Dataset rows for apps and sites
________________________________________

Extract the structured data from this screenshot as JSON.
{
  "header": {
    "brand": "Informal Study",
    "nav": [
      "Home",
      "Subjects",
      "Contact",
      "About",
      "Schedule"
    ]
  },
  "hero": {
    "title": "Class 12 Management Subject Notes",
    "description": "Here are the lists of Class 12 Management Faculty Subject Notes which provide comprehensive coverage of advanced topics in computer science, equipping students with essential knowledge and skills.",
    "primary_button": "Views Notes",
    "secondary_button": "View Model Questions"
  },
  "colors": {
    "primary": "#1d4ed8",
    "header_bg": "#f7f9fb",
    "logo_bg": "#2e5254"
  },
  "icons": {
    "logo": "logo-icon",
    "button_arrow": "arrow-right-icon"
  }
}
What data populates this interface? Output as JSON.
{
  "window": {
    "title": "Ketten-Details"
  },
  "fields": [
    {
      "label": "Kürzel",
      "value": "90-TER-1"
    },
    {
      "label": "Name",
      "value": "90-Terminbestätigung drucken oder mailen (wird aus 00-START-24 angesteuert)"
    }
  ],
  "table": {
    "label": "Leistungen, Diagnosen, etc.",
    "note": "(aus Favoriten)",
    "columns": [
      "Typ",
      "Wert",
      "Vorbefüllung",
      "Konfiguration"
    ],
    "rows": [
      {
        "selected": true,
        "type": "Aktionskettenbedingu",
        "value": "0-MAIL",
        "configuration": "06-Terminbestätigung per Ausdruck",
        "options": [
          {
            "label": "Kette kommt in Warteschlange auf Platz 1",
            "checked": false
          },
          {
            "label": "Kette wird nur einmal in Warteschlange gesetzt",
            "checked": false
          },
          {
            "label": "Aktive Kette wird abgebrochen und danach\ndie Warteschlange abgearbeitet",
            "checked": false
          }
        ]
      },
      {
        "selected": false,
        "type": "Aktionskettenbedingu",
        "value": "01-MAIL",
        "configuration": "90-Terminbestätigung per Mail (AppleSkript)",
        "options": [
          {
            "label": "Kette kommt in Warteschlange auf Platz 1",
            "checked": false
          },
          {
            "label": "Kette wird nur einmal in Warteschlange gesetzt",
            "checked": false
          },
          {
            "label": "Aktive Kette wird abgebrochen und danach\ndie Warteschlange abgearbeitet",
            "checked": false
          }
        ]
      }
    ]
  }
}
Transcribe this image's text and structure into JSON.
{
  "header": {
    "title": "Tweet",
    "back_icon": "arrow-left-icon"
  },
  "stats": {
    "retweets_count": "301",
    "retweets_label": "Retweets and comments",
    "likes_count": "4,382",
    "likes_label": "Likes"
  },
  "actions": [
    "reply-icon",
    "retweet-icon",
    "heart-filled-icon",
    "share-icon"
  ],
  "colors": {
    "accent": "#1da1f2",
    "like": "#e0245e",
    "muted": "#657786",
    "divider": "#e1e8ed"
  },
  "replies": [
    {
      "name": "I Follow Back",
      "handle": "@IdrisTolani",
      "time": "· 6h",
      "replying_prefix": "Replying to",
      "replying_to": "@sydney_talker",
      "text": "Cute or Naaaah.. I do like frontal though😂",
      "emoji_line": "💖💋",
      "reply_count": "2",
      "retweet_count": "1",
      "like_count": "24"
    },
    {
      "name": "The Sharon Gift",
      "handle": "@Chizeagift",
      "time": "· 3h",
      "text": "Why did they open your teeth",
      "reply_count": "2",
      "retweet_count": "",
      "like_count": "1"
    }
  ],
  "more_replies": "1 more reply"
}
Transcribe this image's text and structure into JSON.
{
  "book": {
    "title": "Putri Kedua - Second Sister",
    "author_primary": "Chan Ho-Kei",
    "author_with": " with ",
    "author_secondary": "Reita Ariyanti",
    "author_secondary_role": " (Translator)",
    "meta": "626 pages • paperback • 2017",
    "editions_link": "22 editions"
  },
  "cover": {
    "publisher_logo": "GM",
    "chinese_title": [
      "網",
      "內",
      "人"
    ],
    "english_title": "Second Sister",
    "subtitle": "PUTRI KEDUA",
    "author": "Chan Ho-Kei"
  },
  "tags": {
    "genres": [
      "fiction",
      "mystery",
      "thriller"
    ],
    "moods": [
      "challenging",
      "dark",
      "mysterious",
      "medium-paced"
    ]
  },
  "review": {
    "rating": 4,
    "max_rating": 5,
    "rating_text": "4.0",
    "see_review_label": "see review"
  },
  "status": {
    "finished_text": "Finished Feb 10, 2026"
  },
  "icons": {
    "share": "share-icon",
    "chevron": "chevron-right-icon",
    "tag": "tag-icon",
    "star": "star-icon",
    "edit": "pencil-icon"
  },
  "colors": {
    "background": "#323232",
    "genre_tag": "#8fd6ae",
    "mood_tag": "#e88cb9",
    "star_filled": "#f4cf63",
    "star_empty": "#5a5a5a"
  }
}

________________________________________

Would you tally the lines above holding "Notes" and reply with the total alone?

3